- _Directions_:
Look through the listing for the word "text". Copy each line that has it.

- _Exercise data_:
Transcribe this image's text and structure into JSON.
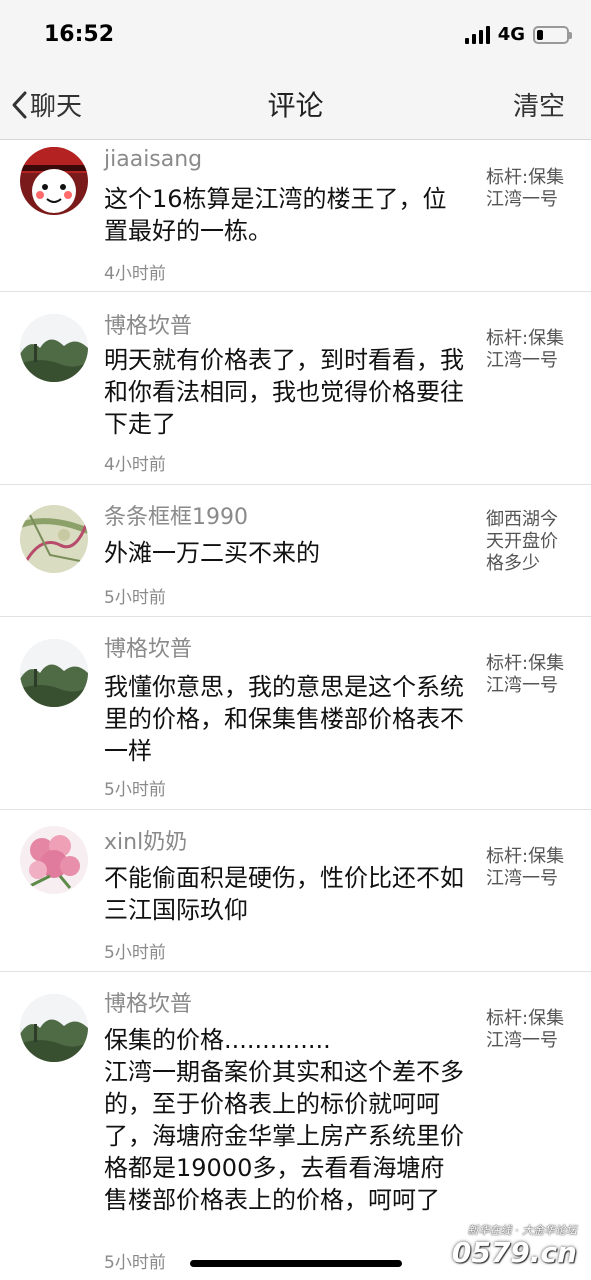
{
  "status": {
    "time": "16:52",
    "network": "4G",
    "battery_level": 0.2
  },
  "nav": {
    "back_label": "聊天",
    "title": "评论",
    "action": "清空"
  },
  "comments": [
    {
      "user": "jiaaisang",
      "text": "这个16栋算是江湾的楼王了，位置最好的一栋。",
      "time": "4小时前",
      "topic": "标杆:保集江湾一号",
      "avatar": "cartoon-avatar"
    },
    {
      "user": "博格坎普",
      "text": "明天就有价格表了，到时看看，我和你看法相同，我也觉得价格要往下走了",
      "time": "4小时前",
      "topic": "标杆:保集江湾一号",
      "avatar": "landscape-avatar"
    },
    {
      "user": "条条框框1990",
      "text": "外滩一万二买不来的",
      "time": "5小时前",
      "topic": "御西湖今天开盘价格多少",
      "avatar": "map-avatar"
    },
    {
      "user": "博格坎普",
      "text": "我懂你意思，我的意思是这个系统里的价格，和保集售楼部价格表不一样",
      "time": "5小时前",
      "topic": "标杆:保集江湾一号",
      "avatar": "landscape-avatar"
    },
    {
      "user": "xinl奶奶",
      "text": "不能偷面积是硬伤，性价比还不如三江国际玖仰",
      "time": "5小时前",
      "topic": "标杆:保集江湾一号",
      "avatar": "flower-avatar"
    },
    {
      "user": "博格坎普",
      "text": "保集的价格..............\n江湾一期备案价其实和这个差不多的，至于价格表上的标价就呵呵了，海塘府金华掌上房产系统里价格都是19000多，去看看海塘府售楼部价格表上的价格，呵呵了",
      "time": "5小时前",
      "topic": "标杆:保集江湾一号",
      "avatar": "landscape-avatar"
    }
  ],
  "watermark": {
    "small": "新华在线 · 大金华论坛",
    "big": "0579.cn"
  }
}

- _Output for this exercise_:
Transcribe this image's text and structure into JSON.
      "text": "这个16栋算是江湾的楼王了，位置最好的一栋。",
      "text": "明天就有价格表了，到时看看，我和你看法相同，我也觉得价格要往下走了",
      "text": "外滩一万二买不来的",
      "text": "我懂你意思，我的意思是这个系统里的价格，和保集售楼部价格表不一样",
      "text": "不能偷面积是硬伤，性价比还不如三江国际玖仰",
      "text": "保集的价格..............\n江湾一期备案价其实和这个差不多的，至于价格表上的标价就呵呵了，海塘府金华掌上房产系统里价格都是19000多，去看看海塘府售楼部价格表上的价格，呵呵了",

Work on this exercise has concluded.